What you have to do: Write out each line of the entries below that holds the word "ご飯大盛り".

Data provided:
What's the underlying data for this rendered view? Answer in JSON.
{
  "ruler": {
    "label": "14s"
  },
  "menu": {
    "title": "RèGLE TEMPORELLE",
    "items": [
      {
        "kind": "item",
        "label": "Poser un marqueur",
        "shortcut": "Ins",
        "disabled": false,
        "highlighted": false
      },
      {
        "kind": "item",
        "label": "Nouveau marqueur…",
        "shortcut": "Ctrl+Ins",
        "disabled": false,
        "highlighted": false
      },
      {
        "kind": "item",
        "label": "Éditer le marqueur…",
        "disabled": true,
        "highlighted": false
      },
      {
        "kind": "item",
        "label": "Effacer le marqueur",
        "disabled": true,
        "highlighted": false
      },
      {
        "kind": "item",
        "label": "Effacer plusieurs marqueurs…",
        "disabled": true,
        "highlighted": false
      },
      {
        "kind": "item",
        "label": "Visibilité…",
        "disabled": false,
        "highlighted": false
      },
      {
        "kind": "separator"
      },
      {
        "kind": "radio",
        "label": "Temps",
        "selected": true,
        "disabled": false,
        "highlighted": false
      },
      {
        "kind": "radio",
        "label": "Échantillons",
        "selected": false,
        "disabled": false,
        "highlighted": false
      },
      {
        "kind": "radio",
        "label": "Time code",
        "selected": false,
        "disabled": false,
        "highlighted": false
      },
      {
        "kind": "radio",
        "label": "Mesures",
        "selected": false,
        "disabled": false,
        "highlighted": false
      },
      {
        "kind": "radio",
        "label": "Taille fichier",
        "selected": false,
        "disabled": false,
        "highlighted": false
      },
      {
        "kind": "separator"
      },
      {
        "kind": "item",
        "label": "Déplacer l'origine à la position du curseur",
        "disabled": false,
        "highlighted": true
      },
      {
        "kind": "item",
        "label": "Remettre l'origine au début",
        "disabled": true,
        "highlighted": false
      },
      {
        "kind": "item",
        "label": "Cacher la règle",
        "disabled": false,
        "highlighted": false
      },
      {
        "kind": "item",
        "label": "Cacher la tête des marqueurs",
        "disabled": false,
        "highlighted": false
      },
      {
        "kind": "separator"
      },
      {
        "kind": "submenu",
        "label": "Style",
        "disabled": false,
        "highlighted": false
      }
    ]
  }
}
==
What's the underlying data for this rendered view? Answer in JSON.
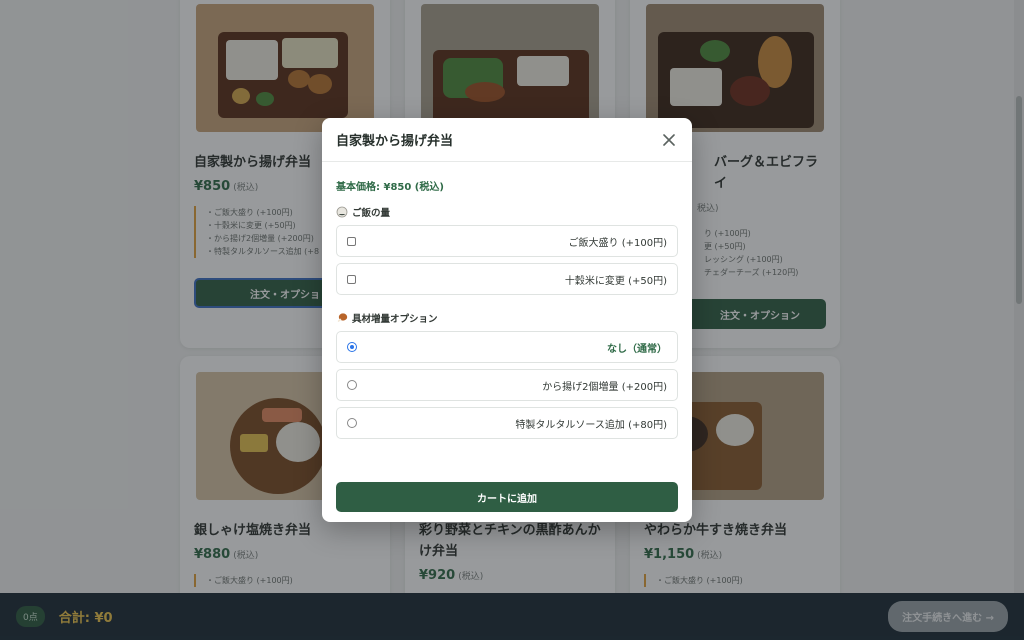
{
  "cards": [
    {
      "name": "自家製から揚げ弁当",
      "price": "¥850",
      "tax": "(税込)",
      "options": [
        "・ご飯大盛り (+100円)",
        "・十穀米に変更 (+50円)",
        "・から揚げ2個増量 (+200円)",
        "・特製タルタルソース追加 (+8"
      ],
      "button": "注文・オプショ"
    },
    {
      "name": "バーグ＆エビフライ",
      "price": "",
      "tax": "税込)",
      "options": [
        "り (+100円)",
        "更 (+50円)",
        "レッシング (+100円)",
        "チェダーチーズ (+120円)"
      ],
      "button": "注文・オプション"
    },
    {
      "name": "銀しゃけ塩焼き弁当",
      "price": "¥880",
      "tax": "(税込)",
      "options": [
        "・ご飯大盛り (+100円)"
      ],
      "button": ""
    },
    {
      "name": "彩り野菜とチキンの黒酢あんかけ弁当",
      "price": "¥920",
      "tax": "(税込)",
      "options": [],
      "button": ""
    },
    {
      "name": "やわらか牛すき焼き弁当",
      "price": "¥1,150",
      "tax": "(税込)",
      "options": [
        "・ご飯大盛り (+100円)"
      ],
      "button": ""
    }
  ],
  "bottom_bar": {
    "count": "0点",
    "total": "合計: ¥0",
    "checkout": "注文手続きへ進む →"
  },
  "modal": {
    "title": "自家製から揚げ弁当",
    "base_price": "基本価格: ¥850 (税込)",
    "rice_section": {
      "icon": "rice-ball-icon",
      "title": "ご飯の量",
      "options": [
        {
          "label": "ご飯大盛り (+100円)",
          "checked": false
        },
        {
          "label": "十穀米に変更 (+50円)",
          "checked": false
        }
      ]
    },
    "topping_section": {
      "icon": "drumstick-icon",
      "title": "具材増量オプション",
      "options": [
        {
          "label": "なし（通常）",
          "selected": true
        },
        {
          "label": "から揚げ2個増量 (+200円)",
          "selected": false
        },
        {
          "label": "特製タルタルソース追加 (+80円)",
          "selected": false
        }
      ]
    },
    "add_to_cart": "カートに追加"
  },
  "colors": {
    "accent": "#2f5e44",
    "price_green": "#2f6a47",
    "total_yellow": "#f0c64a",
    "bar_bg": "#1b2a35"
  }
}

Solution to this problem:
        "・ご飯大盛り (+100円)",
        "・ご飯大盛り (+100円)"
        "・ご飯大盛り (+100円)"
          "label": "ご飯大盛り (+100円)",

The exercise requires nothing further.